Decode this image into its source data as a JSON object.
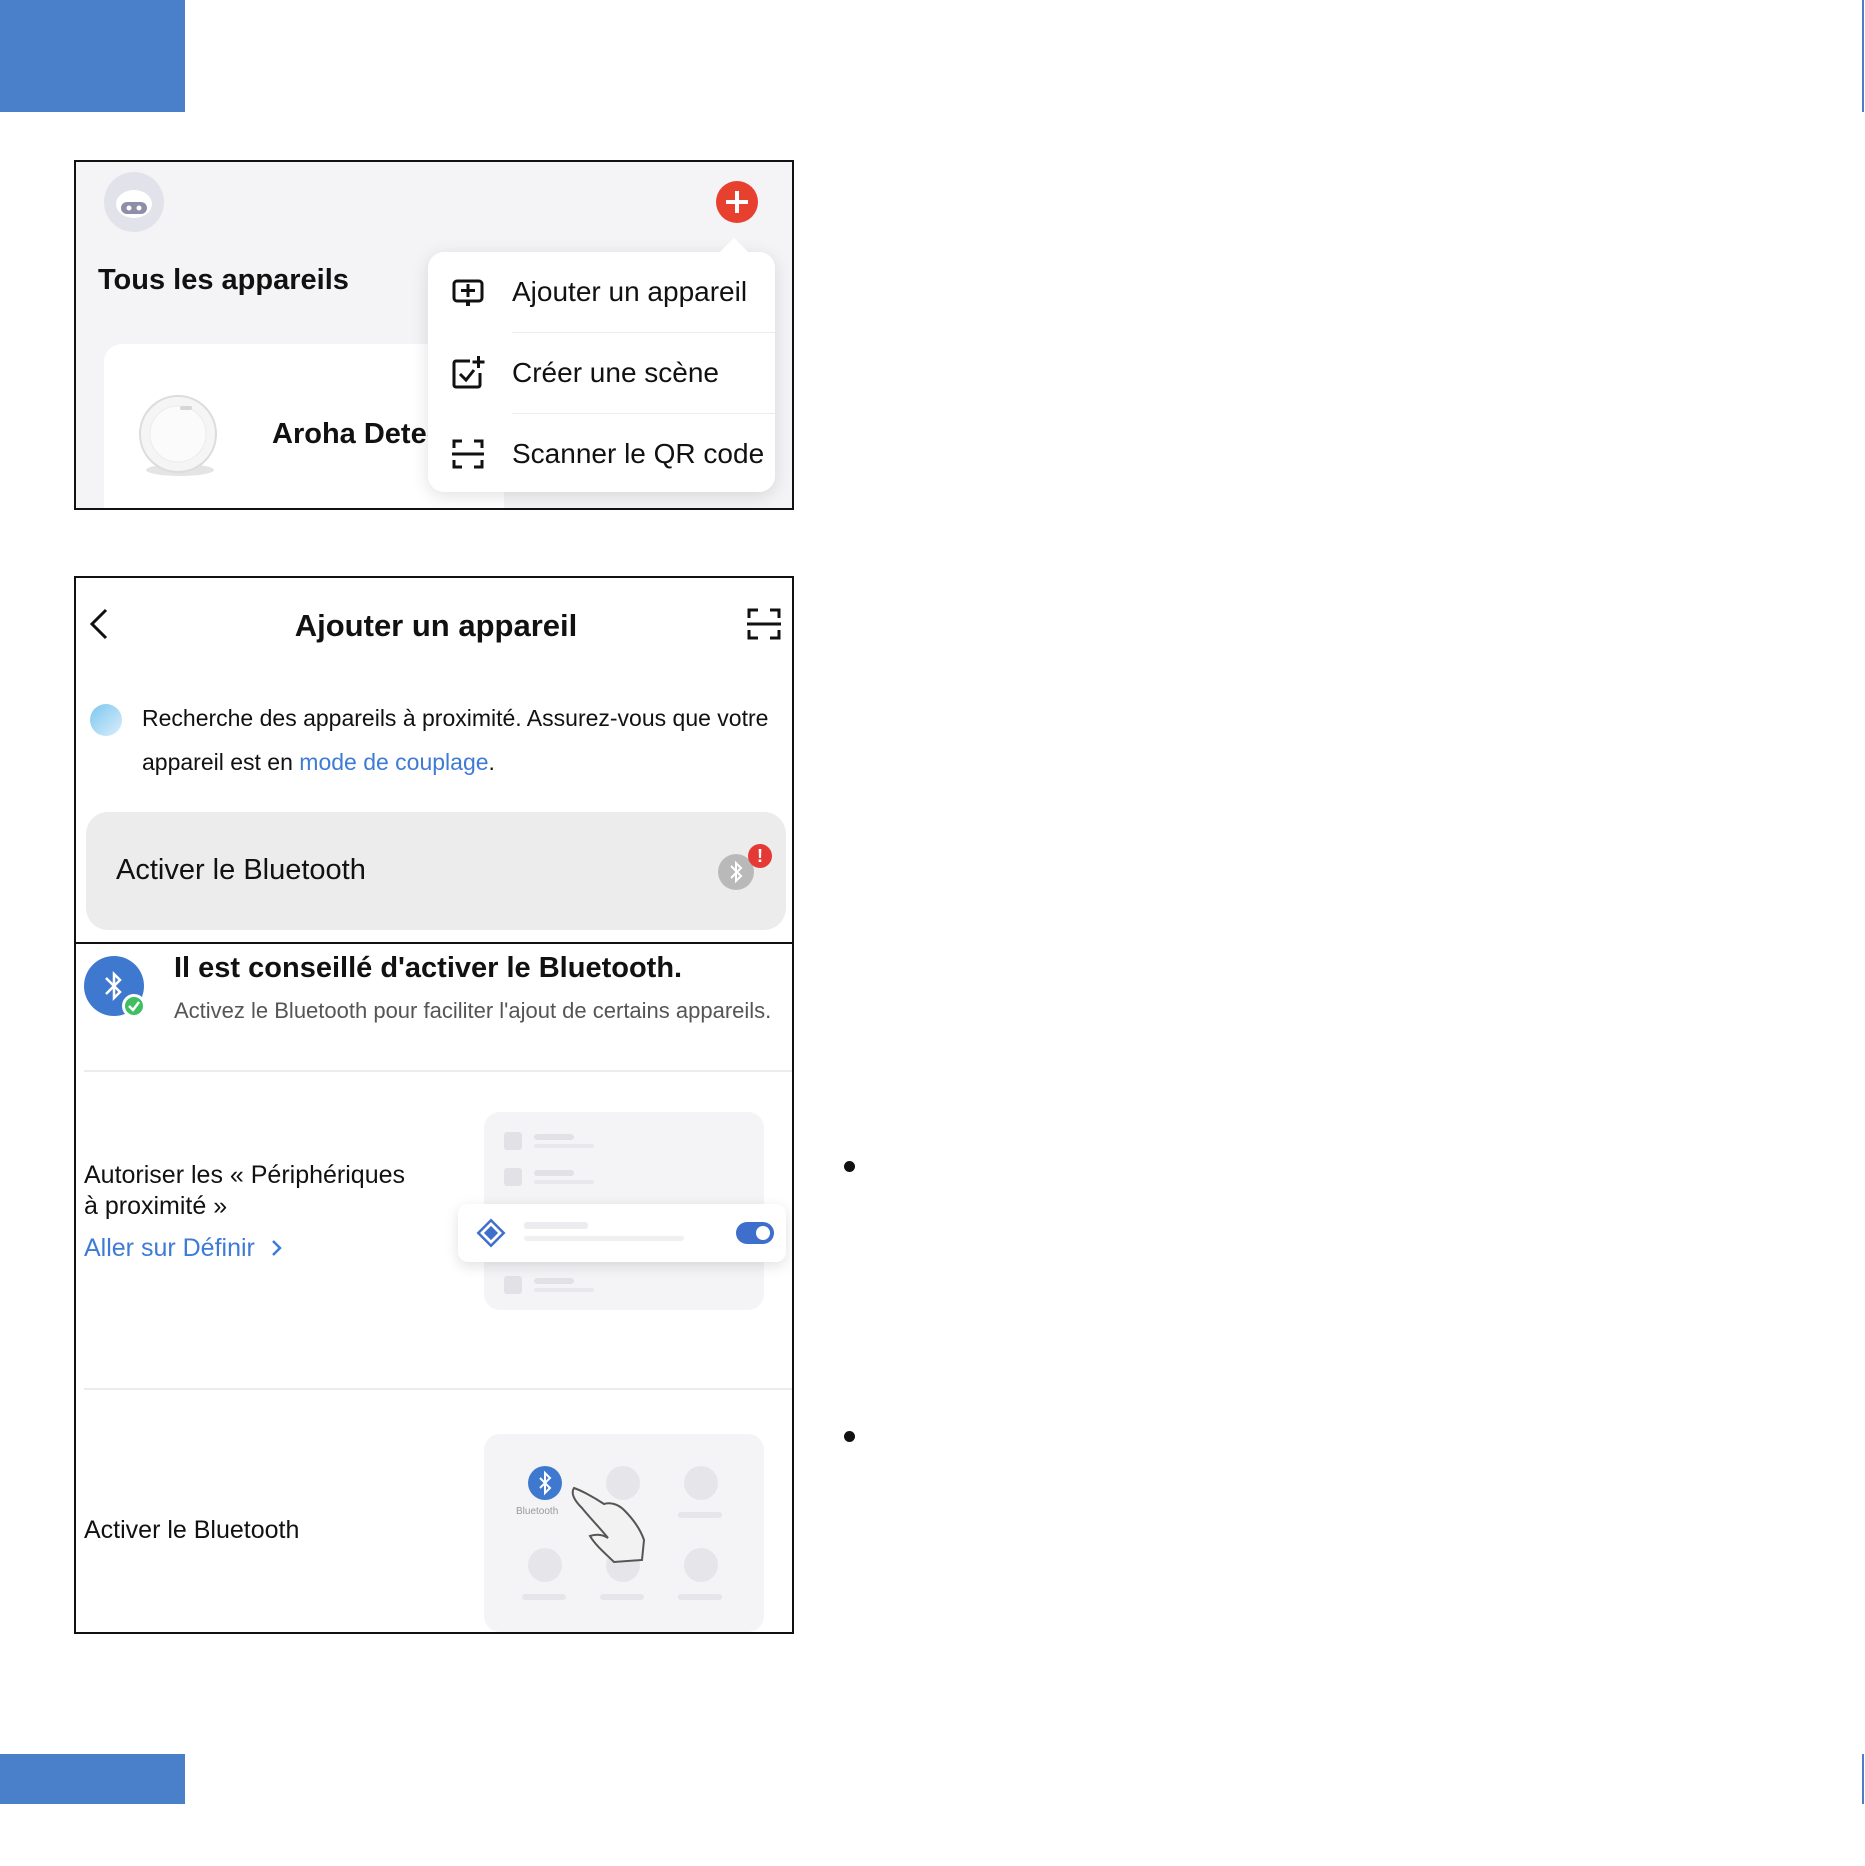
{
  "colors": {
    "accent": "#4a7fc9",
    "plus": "#e8402f",
    "link": "#3e7bd6",
    "alert": "#e53935",
    "success": "#3fbf62"
  },
  "home": {
    "avatar_icon": "robot-avatar-icon",
    "add_icon": "plus-icon",
    "title": "Tous les appareils",
    "device_name": "Aroha Detecte",
    "menu": {
      "items": [
        {
          "label": "Ajouter un appareil",
          "icon": "add-device-icon"
        },
        {
          "label": "Créer une scène",
          "icon": "create-scene-icon"
        },
        {
          "label": "Scanner le QR code",
          "icon": "scan-qr-icon"
        }
      ]
    }
  },
  "add_device": {
    "title": "Ajouter un appareil",
    "back_icon": "chevron-left-icon",
    "scan_icon": "scan-qr-icon",
    "search_text_prefix": "Recherche des appareils à proximité. Assurez-vous que votre appareil est en ",
    "search_link": "mode de couplage",
    "search_text_suffix": ".",
    "bluetooth_row_label": "Activer le Bluetooth",
    "bluetooth_alert": "!"
  },
  "bluetooth_prompt": {
    "title": "Il est conseillé d'activer le Bluetooth.",
    "subtitle": "Activez le Bluetooth pour faciliter l'ajout de certains appareils.",
    "permission_label": "Autoriser les « Périphériques à proximité »",
    "permission_link": "Aller sur Définir",
    "enable_label": "Activer le Bluetooth",
    "illus_bt_label": "Bluetooth"
  }
}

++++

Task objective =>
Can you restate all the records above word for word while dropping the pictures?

Expected answer =>
Decode this image into its source data as a JSON object.
{
  "colors": {
    "accent": "#4a7fc9",
    "plus": "#e8402f",
    "link": "#3e7bd6",
    "alert": "#e53935",
    "success": "#3fbf62"
  },
  "home": {
    "avatar_icon": "robot-avatar-icon",
    "add_icon": "plus-icon",
    "title": "Tous les appareils",
    "device_name": "Aroha Detecte",
    "menu": {
      "items": [
        {
          "label": "Ajouter un appareil",
          "icon": "add-device-icon"
        },
        {
          "label": "Créer une scène",
          "icon": "create-scene-icon"
        },
        {
          "label": "Scanner le QR code",
          "icon": "scan-qr-icon"
        }
      ]
    }
  },
  "add_device": {
    "title": "Ajouter un appareil",
    "back_icon": "chevron-left-icon",
    "scan_icon": "scan-qr-icon",
    "search_text_prefix": "Recherche des appareils à proximité. Assurez-vous que votre appareil est en ",
    "search_link": "mode de couplage",
    "search_text_suffix": ".",
    "bluetooth_row_label": "Activer le Bluetooth",
    "bluetooth_alert": "!"
  },
  "bluetooth_prompt": {
    "title": "Il est conseillé d'activer le Bluetooth.",
    "subtitle": "Activez le Bluetooth pour faciliter l'ajout de certains appareils.",
    "permission_label": "Autoriser les « Périphériques à proximité »",
    "permission_link": "Aller sur Définir",
    "enable_label": "Activer le Bluetooth",
    "illus_bt_label": "Bluetooth"
  }
}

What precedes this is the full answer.